The CLK-GTR with the silhouette of the production Mercedes-Benz CLK (C 208) was created in an extremely short space of time: AMG was tasked with building the vehicle on 5 December 1996, the first test of the V12 engine on the test bench already took place on 21 December. Two days after that, AMG commissioned the monocoque made of a laminate of carbon fibre and Kevlar. The first vehicle was completed on 26 March 1997 with the first test drives on the Spanish Circuito del Jarama racetrack near Madrid conducted by Bernd Schneider, the later world champion, taking place two days later.

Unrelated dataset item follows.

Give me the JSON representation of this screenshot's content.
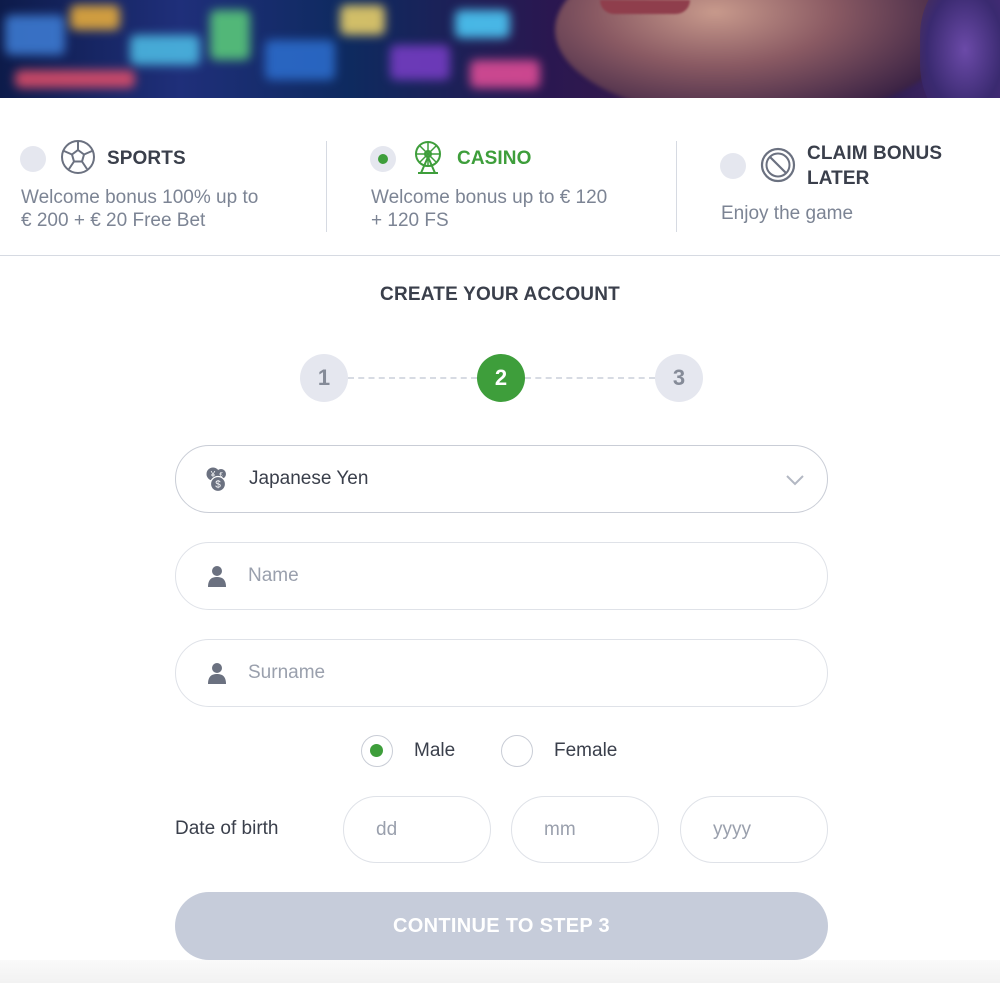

In addition to Schneider (1995 DTM champion), the drivers for the 1997 season also included Klaus Ludwig (1992 and 1994 DTM champion). The two extremely successful touring car experts duelled for the championship. On 11 May 1997, Schneider and Alexander Wurz finished in second place at the British Empire Trophy on the Silverstone Circuit (Great Britain). On 29 June, Schneider and Ludwig won the 4-hour Nürburgring race ahead of their team mates Alessandro Nannini and Marcel Tiemann.

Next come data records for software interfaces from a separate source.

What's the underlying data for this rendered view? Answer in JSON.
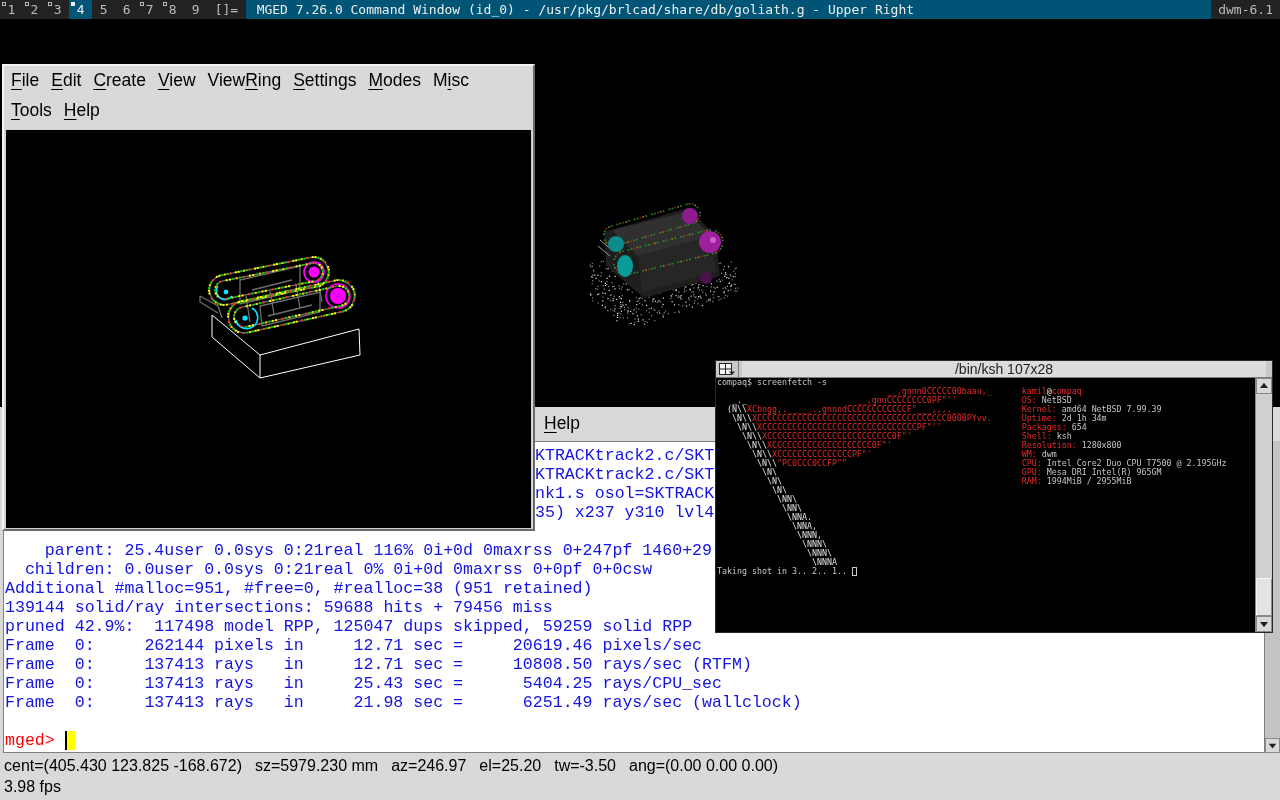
{
  "bar": {
    "tags": [
      {
        "label": "1",
        "selected": false,
        "occupied": true
      },
      {
        "label": "2",
        "selected": false,
        "occupied": true
      },
      {
        "label": "3",
        "selected": false,
        "occupied": true
      },
      {
        "label": "4",
        "selected": true,
        "occupied": true
      },
      {
        "label": "5",
        "selected": false,
        "occupied": false
      },
      {
        "label": "6",
        "selected": false,
        "occupied": false
      },
      {
        "label": "7",
        "selected": false,
        "occupied": true
      },
      {
        "label": "8",
        "selected": false,
        "occupied": true
      },
      {
        "label": "9",
        "selected": false,
        "occupied": false
      }
    ],
    "layout": "[]=",
    "title": "MGED 7.26.0 Command Window (id_0) - /usr/pkg/brlcad/share/db/goliath.g - Upper Right",
    "status": "dwm-6.1"
  },
  "graphics_window": {
    "menu_rows": [
      [
        {
          "key": "F",
          "after": "ile"
        },
        {
          "key": "E",
          "after": "dit"
        },
        {
          "key": "C",
          "after": "reate"
        },
        {
          "key": "V",
          "after": "iew"
        },
        {
          "before": "View",
          "key": "R",
          "after": "ing"
        },
        {
          "key": "S",
          "after": "ettings"
        },
        {
          "key": "M",
          "after": "odes"
        },
        {
          "before": "M",
          "key": "i",
          "after": "sc"
        }
      ],
      [
        {
          "key": "T",
          "after": "ools"
        },
        {
          "key": "H",
          "after": "elp"
        }
      ]
    ]
  },
  "command_window": {
    "menu": [
      {
        "key": "H",
        "after": "elp"
      }
    ],
    "output_covered": [
      "KTRACKtrack2.c/SKT",
      "KTRACKtrack2.c/SKT",
      "nk1.s osol=SKTRACK",
      "35) x237 y310 lvl4"
    ],
    "output": [
      "    parent: 25.4user 0.0sys 0:21real 116% 0i+0d 0maxrss 0+247pf 1460+29",
      "  children: 0.0user 0.0sys 0:21real 0% 0i+0d 0maxrss 0+0pf 0+0csw",
      "Additional #malloc=951, #free=0, #realloc=38 (951 retained)",
      "139144 solid/ray intersections: 59688 hits + 79456 miss",
      "pruned 42.9%:  117498 model RPP, 125047 dups skipped, 59259 solid RPP",
      "Frame  0:     262144 pixels in     12.71 sec =     20619.46 pixels/sec",
      "Frame  0:     137413 rays   in     12.71 sec =     10808.50 rays/sec (RTFM)",
      "Frame  0:     137413 rays   in     25.43 sec =      5404.25 rays/CPU_sec",
      "Frame  0:     137413 rays   in     21.98 sec =      6251.49 rays/sec (wallclock)"
    ],
    "prompt": "mged>"
  },
  "status": {
    "fields": [
      "cent=(405.430 123.825 -168.672)",
      "sz=5979.230 mm",
      "az=246.97",
      "el=25.20",
      "tw=-3.50",
      "ang=(0.00 0.00 0.00)"
    ],
    "fps": "3.98 fps"
  },
  "terminal": {
    "title": "/bin/ksh 107x28",
    "command": "compaq$ screenfetch -s",
    "logo": [
      {
        "fill": "                                  __,gnnn0CCCCC00baau,_"
      },
      {
        "outline": "   _._",
        "fill": "                      __,gnnCCCCCCCC0PF\"''"
      },
      {
        "outline": "  (N\\\\",
        "fill": "XCbngg,._____.,gnnndCCCCCCCCCCCCF\"___,,,,___"
      },
      {
        "outline": "   \\N\\\\",
        "fill": "XCCCCCCCCCCCCCCCCCCCCCCCCCCCCCCCCCCCCCC0000PYvv."
      },
      {
        "outline": "    \\N\\\\",
        "fill": "XCCCCCCCCCCCCCCCCCCCCCCCCCCCCCCCPF\"''"
      },
      {
        "outline": "     \\N\\\\",
        "fill": "XCCCCCCCCCCCCCCCCCCCCCCCCC0F\"'"
      },
      {
        "outline": "      \\N\\\\",
        "fill": "XCCCCCCCCCCCCCCCCCCCC0F\"'"
      },
      {
        "outline": "       \\N\\\\",
        "fill": "XCCCCCCCCCCCCCCCPF\"'"
      },
      {
        "outline": "        \\N\\\\",
        "fill": "\"PC0CCC0CCFP\"\""
      },
      {
        "outline": "         \\N\\"
      },
      {
        "outline": "          \\N\\"
      },
      {
        "outline": "           \\N\\"
      },
      {
        "outline": "            \\NN\\"
      },
      {
        "outline": "             \\NN\\"
      },
      {
        "outline": "              \\NNA."
      },
      {
        "outline": "               \\NNA,"
      },
      {
        "outline": "                \\NNN,"
      },
      {
        "outline": "                 \\NNN\\"
      },
      {
        "outline": "                  \\NNN\\"
      },
      {
        "outline": "                   \\NNNA"
      }
    ],
    "user": "kamil",
    "at": "@",
    "host": "compaq",
    "info": [
      {
        "label": "OS:",
        "value": "NetBSD"
      },
      {
        "label": "Kernel:",
        "value": "amd64 NetBSD 7.99.39"
      },
      {
        "label": "Uptime:",
        "value": "2d 1h 34m"
      },
      {
        "label": "Packages:",
        "value": "654"
      },
      {
        "label": "Shell:",
        "value": "ksh"
      },
      {
        "label": "Resolution:",
        "value": "1280x800"
      },
      {
        "label": "WM:",
        "value": "dwm"
      },
      {
        "label": "CPU:",
        "value": "Intel Core2 Duo CPU T7500 @ 2.195GHz"
      },
      {
        "label": "GPU:",
        "value": "Mesa DRI Intel(R) 965GM"
      },
      {
        "label": "RAM:",
        "value": "1994MiB / 2955MiB"
      }
    ],
    "message": "Taking shot in 3.. 2.. 1.."
  }
}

Schneider now had the championship firmly in his sights: He finished second in Spa-Francorchamps in Belgium (20 July 1997, with Wurz) and won in Spielberg in Austria (3 August 1997, with Ludwig and Bernd Mayländer ahead of a second CLK-GTR driven by Nannini and Tiemann), in Suzuka in Japan (24 August 1997, with Nannini and Tiemann ahead of Ludwig and Mayländer), in the 4-hour race at Donington, Great Britain (14 September 1997 with Wurz, ahead of Nannini and Tiemann), and finally the two US races in Sebring (19 October 1997, with Ludwig) and Laguna Seca (26 October 1997, with Ludwig). It was the second championship for Bernd Schneider with Mercedes-Benz. Four more titles in the DTM were to follow – in the years 2000, 2001, 2003 and 2006.

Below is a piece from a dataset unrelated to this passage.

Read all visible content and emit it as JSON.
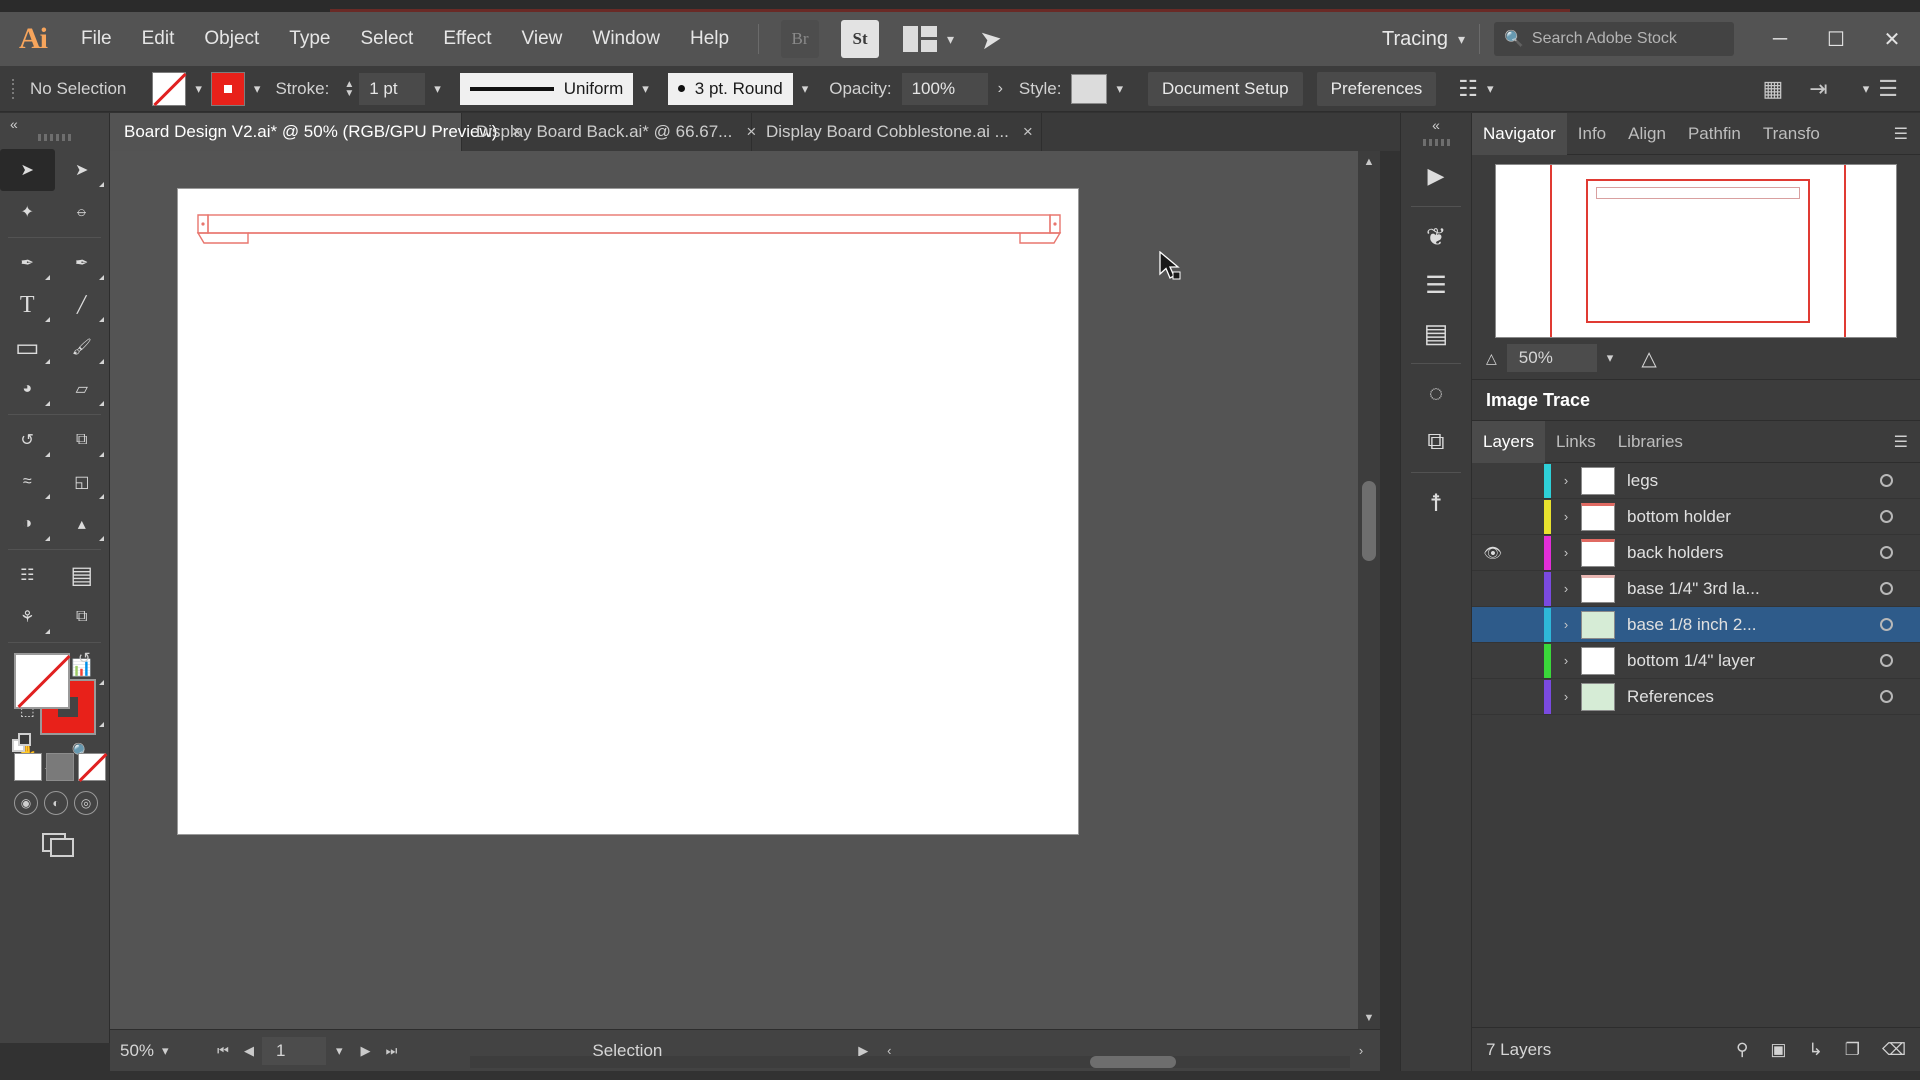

AMG Mercedes initially continued to use the CLK-GTR in the second season of the FIA GT Championship before the team switched to the CLK-LM. This race car was developed for the 24-Hours of Le Mans and was powered by a V8 engine instead of the V12. Klaus Ludwig won the FIA GT Championship in that season.
Race car for demanding private customers
A special feature of the mid-engine race car with its V12 engine of type GT 122 (5986 cc displacement) rated at 464 kW (631 hp) is its design as a production race car. According to the FIA (Fédération Internationale de l’Automobile) regulations, the car also had to be built as a production vehicle at a minimum quantity. As a result, 25 vehicles of the highly exclusive street-legal CLK-GTR (C 297) were built. However, the buyers of this 320-km/h super sports car did not get the engine of the race car derived from the M 120 with dry-sump lubrication and other optimizations such as titanium connecting rods and valves. Instead, the production vehicle was equipped with a 6.9-litre V12 series engine of type M 120 rated at 450 kW (612 hp).